From VentureWire Alert, Tuesday, May 27, 2008:
Some venture firms place great importance on having a start-up’s founder around to drive a company forward. But a new study suggests that emphasis may be misplaced.
The study, “The Horse or the Jockey? Evidence from Nascent Firms where a Founder Dies,” contrasted the performance of a set of new companies in Norway where the founder had recently died versus a set of companies where the founder was still alive.
Looking at a number of measures of company health, it found that the performance of the companies whose founders had died was only slightly inferior to companies whose founders were alive and well.
For instance, companies whose founders had died were five percentage points less likely to survive the first four years of operations after the death of the founder. They also became less profitable, but only during the time period right around the founder’s death, suggesting that the death resulted in “an adjustment cost rather than a permanent drop in profitability,” the author, Hans K. Hvide of the University of Aberdeen Business School, wrote.

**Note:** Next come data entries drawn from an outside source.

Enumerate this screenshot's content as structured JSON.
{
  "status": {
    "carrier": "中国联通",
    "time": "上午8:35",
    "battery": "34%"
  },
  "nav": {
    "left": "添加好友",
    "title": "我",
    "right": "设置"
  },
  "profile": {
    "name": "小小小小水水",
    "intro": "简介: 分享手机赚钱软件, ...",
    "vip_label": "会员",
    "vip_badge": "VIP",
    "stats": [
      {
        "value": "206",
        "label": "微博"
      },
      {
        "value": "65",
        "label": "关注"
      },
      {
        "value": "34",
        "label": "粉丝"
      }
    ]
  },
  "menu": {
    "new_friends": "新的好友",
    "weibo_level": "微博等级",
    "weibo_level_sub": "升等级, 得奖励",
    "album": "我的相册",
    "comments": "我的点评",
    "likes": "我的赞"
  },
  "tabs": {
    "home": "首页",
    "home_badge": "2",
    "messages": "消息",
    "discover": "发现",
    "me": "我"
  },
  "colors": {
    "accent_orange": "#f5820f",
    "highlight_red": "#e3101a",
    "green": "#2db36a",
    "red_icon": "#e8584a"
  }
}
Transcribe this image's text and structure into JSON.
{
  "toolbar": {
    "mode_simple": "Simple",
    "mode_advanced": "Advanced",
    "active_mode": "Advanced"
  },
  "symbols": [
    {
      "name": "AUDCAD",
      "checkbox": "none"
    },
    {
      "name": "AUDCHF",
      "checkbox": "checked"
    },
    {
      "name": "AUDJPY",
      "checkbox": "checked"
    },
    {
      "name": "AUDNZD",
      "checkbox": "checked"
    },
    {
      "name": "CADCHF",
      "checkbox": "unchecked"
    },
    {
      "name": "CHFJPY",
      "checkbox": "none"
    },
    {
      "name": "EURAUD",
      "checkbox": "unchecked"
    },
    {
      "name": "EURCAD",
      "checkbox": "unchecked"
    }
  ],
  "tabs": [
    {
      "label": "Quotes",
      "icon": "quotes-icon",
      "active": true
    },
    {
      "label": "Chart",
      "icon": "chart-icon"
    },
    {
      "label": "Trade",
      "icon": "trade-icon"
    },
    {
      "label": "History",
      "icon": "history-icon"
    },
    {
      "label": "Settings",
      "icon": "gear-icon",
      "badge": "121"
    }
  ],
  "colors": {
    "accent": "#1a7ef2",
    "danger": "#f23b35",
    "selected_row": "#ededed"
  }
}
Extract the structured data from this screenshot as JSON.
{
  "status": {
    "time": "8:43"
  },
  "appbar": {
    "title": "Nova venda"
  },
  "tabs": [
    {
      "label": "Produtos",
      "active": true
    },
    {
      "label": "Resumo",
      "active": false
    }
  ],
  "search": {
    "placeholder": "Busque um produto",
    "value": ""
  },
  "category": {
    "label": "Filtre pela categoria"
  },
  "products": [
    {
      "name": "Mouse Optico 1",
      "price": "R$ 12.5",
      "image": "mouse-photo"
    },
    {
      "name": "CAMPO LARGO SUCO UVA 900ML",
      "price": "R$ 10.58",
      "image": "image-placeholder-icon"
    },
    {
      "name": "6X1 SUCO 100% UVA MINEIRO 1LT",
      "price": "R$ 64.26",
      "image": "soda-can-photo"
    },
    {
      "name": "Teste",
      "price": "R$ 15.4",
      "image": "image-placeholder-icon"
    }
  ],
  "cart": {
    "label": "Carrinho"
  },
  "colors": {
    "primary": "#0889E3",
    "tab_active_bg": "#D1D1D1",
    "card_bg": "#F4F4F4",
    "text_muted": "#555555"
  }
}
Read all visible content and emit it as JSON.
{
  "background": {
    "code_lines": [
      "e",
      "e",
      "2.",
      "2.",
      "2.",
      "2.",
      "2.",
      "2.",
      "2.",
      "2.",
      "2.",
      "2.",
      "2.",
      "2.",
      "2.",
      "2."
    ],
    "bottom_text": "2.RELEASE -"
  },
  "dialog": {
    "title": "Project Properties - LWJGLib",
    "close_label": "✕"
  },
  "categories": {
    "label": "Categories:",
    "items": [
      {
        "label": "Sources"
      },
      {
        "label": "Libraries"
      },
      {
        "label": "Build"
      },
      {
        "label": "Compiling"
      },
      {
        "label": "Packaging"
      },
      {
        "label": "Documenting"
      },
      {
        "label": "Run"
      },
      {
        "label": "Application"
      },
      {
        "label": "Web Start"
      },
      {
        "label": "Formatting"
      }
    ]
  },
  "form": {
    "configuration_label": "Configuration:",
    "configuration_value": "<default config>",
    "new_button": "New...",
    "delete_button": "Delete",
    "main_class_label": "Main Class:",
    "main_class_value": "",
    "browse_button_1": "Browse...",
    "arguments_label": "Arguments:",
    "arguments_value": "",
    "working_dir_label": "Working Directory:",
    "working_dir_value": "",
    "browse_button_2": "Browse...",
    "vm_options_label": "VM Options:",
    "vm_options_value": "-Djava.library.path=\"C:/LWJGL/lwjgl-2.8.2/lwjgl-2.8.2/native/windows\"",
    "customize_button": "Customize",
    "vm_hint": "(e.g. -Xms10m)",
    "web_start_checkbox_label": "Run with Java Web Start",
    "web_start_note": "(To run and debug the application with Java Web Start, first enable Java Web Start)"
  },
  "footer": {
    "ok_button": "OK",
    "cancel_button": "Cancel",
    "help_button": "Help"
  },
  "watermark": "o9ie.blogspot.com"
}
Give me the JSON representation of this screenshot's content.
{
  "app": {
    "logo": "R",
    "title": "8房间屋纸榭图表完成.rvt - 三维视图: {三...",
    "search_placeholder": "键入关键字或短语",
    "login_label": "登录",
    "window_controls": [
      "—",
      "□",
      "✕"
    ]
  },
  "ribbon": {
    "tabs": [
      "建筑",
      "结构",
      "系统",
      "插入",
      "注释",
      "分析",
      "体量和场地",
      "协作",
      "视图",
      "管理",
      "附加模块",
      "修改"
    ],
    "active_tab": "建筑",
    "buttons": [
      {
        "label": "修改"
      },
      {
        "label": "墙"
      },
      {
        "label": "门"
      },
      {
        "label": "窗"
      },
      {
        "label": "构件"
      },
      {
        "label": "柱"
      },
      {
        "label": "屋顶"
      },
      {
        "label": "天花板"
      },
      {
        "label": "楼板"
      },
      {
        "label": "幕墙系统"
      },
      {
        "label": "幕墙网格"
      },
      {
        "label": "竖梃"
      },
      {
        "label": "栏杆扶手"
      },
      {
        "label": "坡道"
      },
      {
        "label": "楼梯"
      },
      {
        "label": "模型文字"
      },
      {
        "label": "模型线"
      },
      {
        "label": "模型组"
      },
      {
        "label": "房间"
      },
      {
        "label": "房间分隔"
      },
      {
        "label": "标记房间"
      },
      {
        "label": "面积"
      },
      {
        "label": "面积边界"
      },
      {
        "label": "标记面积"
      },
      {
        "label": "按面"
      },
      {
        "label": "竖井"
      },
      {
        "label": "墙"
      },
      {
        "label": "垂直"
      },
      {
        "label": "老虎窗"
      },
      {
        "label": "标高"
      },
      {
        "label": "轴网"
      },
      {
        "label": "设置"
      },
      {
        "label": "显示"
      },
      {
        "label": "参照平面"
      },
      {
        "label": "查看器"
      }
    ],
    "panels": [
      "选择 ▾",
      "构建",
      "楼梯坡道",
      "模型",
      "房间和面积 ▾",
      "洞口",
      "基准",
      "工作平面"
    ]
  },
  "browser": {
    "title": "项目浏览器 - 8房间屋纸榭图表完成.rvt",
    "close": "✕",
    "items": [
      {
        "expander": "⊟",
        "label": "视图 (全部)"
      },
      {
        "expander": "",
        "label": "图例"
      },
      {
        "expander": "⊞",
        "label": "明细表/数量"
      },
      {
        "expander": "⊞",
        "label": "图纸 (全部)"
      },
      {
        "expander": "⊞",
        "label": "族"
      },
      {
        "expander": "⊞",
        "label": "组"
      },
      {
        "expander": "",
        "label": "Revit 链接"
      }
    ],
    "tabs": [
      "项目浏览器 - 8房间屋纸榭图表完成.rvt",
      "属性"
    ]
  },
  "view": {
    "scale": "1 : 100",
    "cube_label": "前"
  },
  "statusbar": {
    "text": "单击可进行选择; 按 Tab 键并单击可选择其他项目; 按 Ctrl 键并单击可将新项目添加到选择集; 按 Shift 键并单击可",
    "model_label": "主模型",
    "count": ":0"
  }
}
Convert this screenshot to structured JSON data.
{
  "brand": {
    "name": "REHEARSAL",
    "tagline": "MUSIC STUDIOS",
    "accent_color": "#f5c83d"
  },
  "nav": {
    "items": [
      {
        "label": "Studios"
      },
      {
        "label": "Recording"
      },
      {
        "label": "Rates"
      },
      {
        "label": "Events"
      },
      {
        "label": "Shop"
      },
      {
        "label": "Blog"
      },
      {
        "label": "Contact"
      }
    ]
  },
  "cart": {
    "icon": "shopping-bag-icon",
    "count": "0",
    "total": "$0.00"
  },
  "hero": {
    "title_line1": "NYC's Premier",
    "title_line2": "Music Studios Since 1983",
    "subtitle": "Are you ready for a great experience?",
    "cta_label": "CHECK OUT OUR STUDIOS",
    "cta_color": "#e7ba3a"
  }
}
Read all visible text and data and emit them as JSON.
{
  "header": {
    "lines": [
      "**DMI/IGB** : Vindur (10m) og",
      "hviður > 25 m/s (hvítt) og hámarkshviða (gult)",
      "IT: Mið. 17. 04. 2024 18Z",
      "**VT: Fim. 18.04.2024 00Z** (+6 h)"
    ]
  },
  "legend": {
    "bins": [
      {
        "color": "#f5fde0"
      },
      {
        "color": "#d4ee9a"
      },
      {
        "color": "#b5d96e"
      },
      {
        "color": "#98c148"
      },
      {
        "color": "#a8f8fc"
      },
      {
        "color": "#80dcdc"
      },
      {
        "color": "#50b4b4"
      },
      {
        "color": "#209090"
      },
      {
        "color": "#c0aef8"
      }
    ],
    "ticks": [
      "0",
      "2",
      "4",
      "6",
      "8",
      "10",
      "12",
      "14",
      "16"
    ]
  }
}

He failed to find any effect on other variables like sales or asset growth. “Overall, the results suggest that the entrepreneur’s importance as a jockey to the nascent firm is quite limited,” Hvide wrote. “Once firms are set up, the founder seems to be substitutable.”
Hvide cautioned against interpreting the study as evidence that a company founder isn’t important at all. Rather, he wrote, “the results suggest that the founder’s role as a creator and visionary prior to the start-up date is much more important than the role as a jockey.”
Hvide’s sample, which looked at companies started up between 1996 and 2003, included more than 12,000 founders who were still alive and roughly 200 who had died.
A copy of the paper can be found here.